The U.S. trade deficit for December shrank dramatically, indicating that the nation’s economy actually strengthened at the end of last year -- contrary to what initial data indicated.
The trade deficit, which measures how much more Americans buy from foreigners compared to how much they sell foreigners, contracted to its narrowest in nearly three years, the Commerce Department said Friday.
Analysts polled by Thomson Reuters expected the deficit to shrink to $46 billion but it actually shrank 21 percent to $38.54 billion from a revised $48.61 in the previous month.
Much of the decrease stemmed from growing U.S. petroleum product exports and declining crude oil imports. Further, the price of those crude oil imports fell, which helped to narrow the trade deficit.
The surprisingly small trade deficit indicates that the initial U.S. government report that the economy contracted slightly in the fourth quarter will be revised to show growth instead.
“The Bureau of Economic Analysis assumed in its initial (fourth-quarter) GDP calculations that the deficit widened from a cumulative $516.8 billion annualized in the third quarter to $557.1 billion in the fourth, but the deficit ended up being broadly unchanged at $517.2 billion,” Paul Ashworth, chief U.S. economist with London-based Capital Economics, said.
“As a result, it looks like net trade was neutral for fourth-quarter GDP growth, whereas the first estimate assumed it subtracted 0.3 percent. Given that GDP only fell by minus 0.1 percent annualized, that would be enough to turn the loss into a gain.”

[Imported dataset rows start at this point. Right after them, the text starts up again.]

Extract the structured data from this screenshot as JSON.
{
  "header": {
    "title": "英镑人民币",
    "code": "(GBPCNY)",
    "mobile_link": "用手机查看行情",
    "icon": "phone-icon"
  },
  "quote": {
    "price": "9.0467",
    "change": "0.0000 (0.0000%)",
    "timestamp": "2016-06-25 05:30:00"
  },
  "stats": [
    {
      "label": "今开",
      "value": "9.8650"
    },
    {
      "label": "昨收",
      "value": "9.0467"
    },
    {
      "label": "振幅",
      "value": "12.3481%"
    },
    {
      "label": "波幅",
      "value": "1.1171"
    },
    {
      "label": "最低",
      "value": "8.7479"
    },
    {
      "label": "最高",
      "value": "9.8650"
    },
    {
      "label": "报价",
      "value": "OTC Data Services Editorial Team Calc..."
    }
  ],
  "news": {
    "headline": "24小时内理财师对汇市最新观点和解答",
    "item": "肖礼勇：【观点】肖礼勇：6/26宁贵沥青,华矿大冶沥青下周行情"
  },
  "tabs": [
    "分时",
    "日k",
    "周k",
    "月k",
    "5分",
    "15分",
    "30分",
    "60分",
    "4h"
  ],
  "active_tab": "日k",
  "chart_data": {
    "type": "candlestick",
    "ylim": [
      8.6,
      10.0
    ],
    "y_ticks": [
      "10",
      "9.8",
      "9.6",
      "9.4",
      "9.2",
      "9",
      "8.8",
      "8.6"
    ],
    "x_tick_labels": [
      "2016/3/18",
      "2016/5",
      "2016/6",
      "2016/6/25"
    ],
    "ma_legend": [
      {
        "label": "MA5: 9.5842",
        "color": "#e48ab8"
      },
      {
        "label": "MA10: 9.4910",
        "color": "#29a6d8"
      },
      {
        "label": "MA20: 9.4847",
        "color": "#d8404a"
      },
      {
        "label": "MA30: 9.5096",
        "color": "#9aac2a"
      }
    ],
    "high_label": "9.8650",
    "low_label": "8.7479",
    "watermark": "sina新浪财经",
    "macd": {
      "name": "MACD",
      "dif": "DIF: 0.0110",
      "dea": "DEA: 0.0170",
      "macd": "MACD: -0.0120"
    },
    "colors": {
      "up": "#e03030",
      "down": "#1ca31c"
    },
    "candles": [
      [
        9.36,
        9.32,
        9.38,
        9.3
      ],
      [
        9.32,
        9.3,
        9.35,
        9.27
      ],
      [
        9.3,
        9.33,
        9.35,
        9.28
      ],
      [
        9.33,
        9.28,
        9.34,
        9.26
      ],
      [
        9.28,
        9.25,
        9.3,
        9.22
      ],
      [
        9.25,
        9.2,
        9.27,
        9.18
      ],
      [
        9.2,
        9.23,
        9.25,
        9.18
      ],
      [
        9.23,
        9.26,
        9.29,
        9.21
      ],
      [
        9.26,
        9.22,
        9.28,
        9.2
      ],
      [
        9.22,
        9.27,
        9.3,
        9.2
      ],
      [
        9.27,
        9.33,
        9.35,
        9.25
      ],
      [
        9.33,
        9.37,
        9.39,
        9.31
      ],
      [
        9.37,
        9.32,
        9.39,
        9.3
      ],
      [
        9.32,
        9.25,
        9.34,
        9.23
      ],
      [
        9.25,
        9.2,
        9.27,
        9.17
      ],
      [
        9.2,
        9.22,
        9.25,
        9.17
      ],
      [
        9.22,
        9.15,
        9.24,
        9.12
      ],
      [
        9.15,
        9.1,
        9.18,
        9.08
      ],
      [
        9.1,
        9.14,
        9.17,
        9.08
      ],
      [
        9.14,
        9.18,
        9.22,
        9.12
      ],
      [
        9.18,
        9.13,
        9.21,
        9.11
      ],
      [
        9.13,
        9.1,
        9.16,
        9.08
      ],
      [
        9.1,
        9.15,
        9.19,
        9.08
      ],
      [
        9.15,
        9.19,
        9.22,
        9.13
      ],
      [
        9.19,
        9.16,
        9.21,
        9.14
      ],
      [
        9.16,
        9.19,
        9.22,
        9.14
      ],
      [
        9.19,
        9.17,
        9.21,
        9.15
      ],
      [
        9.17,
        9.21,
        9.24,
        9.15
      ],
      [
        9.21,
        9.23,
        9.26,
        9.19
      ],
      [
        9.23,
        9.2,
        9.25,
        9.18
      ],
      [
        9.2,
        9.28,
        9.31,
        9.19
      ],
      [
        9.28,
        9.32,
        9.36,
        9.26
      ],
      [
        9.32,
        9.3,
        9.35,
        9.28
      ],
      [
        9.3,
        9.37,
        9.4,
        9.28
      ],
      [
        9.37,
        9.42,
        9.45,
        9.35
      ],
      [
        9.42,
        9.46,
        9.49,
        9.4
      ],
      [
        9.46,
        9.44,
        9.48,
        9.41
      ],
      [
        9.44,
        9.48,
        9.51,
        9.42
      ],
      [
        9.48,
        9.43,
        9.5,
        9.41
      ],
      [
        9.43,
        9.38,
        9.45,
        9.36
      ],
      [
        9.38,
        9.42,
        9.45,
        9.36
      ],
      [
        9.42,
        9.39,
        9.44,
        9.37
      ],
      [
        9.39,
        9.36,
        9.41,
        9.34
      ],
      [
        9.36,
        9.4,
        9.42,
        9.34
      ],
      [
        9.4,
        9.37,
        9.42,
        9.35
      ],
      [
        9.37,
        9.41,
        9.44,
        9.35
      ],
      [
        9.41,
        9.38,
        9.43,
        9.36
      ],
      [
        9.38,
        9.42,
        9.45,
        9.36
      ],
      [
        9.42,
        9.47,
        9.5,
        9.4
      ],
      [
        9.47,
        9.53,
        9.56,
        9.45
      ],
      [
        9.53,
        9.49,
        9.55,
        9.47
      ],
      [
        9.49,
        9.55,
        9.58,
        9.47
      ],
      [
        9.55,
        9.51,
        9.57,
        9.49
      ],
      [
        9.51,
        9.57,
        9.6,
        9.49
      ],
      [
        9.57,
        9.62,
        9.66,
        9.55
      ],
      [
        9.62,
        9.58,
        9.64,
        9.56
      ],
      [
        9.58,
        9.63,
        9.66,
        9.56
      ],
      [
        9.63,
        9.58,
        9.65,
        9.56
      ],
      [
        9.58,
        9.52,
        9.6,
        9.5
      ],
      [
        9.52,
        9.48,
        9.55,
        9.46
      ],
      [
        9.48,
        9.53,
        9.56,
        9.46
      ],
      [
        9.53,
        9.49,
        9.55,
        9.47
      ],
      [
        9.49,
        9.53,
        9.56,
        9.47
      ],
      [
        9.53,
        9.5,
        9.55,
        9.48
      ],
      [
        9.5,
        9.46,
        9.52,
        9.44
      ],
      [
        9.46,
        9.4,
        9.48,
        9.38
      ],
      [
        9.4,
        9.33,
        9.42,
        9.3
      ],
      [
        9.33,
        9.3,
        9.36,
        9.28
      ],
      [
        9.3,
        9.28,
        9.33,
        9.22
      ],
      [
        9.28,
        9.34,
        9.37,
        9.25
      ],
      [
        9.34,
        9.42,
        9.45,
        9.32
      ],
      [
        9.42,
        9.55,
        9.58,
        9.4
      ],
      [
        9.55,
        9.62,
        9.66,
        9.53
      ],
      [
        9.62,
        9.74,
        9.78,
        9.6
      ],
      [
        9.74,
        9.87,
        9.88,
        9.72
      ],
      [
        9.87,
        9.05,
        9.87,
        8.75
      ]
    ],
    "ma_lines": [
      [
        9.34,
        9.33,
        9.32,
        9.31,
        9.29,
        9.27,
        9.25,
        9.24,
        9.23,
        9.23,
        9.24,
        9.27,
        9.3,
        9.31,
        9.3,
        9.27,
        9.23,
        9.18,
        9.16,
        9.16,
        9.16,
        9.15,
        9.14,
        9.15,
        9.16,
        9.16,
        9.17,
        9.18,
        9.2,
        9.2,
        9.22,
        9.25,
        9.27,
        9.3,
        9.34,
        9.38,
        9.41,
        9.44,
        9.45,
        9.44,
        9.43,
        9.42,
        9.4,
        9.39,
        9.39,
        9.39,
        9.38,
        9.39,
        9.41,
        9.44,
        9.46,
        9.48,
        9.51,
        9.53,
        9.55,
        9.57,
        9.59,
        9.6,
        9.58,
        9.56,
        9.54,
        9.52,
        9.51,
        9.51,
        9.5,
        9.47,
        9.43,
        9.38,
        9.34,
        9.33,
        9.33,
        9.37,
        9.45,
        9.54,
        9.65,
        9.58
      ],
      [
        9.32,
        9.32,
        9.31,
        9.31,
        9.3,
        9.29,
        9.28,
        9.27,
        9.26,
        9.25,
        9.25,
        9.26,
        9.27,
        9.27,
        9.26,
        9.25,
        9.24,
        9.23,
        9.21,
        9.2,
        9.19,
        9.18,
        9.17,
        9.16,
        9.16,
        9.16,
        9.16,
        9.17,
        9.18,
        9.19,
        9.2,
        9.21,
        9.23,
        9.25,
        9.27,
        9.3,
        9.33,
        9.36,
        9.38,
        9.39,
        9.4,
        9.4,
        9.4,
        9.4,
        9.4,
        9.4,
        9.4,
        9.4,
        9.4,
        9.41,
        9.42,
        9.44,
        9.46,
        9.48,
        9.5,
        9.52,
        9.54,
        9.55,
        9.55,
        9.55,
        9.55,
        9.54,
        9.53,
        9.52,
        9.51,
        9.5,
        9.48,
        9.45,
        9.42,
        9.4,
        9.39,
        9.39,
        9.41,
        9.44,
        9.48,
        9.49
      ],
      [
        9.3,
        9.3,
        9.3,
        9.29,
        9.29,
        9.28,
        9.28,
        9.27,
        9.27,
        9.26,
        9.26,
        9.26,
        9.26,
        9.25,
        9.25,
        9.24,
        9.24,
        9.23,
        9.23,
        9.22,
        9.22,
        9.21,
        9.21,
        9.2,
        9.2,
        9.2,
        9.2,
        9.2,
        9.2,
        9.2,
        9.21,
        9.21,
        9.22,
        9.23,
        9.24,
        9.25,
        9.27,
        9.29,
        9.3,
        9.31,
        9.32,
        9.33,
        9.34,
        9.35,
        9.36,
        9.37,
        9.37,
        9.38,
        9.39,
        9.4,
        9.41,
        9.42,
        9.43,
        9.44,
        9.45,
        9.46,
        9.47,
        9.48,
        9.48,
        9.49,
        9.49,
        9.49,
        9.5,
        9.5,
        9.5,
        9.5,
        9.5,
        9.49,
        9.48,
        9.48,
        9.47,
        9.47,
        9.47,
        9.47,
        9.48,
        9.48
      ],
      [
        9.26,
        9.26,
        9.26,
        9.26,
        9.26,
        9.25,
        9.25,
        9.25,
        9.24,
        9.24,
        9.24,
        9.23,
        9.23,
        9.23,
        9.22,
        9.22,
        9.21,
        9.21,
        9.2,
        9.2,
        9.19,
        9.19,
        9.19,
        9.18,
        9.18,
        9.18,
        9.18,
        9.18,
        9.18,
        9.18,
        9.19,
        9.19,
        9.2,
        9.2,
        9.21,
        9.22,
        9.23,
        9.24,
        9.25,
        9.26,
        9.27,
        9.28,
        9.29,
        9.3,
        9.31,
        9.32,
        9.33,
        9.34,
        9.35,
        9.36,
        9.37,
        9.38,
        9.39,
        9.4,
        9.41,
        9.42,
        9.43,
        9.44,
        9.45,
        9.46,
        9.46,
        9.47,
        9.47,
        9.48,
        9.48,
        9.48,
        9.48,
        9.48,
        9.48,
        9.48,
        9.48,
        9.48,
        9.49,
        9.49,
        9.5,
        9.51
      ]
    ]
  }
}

Earlier the Commerce Department had said that GDP in the fourth quarter fell at a 0.1 percent annual rate after growing at a 3.1 percent rate in the third quarter, the worst performance since the second quarter of 2009, when the recession ended.